2016-07-27 14.13.35Most city dwellers don’t think of the country as a noisy place, but it can be. Yesterday I was working away at my desk when I heard a deep rumble. My first thought was earthquake, then I thought it must be a milk truck. But the rumble peaked then faded, peaked and faded. I looked out to see the neighbour’s sheep running laps back and forth along our fence line. Several hundred sheep thundering back and forth, for no apparent reason other than it was fun.

It’s a noisy time for sheep, even without running races. It’s lambing season in our neck of the woods, and lambs are noisy. The ewes get noisy, too, as they call back to their bleating lambs.

And there’s no point in telling these neighbours to quiet down—they never listen. 😉

Seeds! Seeds! Seeds!

2016-07-23 11.47.41It’s that time of year! The seed catalogue is here, and I’m dreaming of melons, tomatoes and corn.

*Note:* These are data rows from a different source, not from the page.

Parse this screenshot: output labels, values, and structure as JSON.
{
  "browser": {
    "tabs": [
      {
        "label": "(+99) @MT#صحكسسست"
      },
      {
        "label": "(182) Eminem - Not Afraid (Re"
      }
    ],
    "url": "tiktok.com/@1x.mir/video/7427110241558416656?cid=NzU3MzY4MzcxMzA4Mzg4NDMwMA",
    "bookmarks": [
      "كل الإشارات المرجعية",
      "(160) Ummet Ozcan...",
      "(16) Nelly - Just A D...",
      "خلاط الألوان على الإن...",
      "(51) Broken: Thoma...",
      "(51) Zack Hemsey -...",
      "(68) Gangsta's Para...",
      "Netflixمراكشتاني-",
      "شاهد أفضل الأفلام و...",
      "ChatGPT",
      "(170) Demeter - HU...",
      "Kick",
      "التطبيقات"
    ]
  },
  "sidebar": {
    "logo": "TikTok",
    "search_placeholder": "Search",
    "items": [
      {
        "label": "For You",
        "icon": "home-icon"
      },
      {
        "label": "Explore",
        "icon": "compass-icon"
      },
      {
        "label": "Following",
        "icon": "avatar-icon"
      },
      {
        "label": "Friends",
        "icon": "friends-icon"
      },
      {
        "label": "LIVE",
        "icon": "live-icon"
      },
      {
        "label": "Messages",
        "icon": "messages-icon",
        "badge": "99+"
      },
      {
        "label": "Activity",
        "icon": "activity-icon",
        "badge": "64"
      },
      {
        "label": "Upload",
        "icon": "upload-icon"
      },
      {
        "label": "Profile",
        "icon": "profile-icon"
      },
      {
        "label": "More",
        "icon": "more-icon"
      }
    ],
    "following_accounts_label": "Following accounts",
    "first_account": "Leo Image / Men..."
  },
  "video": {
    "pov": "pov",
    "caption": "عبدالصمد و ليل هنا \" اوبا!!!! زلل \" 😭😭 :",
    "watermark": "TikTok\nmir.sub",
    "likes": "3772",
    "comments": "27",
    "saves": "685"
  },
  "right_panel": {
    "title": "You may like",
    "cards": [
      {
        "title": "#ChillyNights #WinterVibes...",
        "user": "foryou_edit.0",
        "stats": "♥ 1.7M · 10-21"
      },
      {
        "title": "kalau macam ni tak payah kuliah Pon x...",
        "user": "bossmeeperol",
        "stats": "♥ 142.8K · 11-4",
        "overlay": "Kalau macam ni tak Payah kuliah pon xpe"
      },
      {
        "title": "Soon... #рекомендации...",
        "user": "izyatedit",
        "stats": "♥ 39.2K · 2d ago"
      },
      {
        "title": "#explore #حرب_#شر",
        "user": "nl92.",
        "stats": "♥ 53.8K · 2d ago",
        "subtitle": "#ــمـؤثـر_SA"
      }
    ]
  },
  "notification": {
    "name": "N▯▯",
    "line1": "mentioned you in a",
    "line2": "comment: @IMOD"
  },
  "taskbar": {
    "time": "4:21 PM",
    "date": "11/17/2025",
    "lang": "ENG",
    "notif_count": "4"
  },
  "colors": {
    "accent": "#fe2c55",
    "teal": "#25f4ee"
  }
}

The garden is all about possibilities at this time of year.

How about an orange sweet pepper?

My favourite squash isn’t available anymore? Well, maybe we’ll get Jade F1 instead?

And maybe an Australian Butter pumpkin, just for something different.

Endive. Definitely endive this year.

Orange cauliflower? Why not?

And I’m sure I can squeeze in this Greek mini basil along with the other three varieties. It’s mini, right?

So many plants, so little garden space…I’m sure that long about October, I’ll wonder what I was thinking back in July when I bought all these seeds. But I also know I’ll fit them in somehow.

July is the month for dreaming big.

Playgrounds of the past

2016-07-14 20.33.37cropsmThough we are back from our visit to the US, there are a few blog posts inspired by the visit still to come over the next few days…

The playgrounds I enjoyed as a child are long gone.

The monkey bars over asphalt have given way to simpler structures over more forgiving surfaces. The high speed pop-your-partner-into-the-air seesaws have been replaced by almost immobile rockers on springs.

Much of this is probably good—I knew more than one kid who broke an arm falling off the monkey bars, and I remember the pain of a finger pinched in the seesaw’s fulcrum.

How this merry-go-round has escaped the fate of other aging playground equipment, I don’t know (I shall keep its location secret, lest the safety police go looking to remove it). I remember playing on it as a kid, and my mother does too. By that measure, it must be at least 70 years old.

It still spins, though the ride is rough and squeaky (it was rough and squeaky 40 years ago, too, as I recall). The wooden benches have been replaced…more than once, I’m sure.

But even after 70 years, it’s still fun, as proven by my own kids.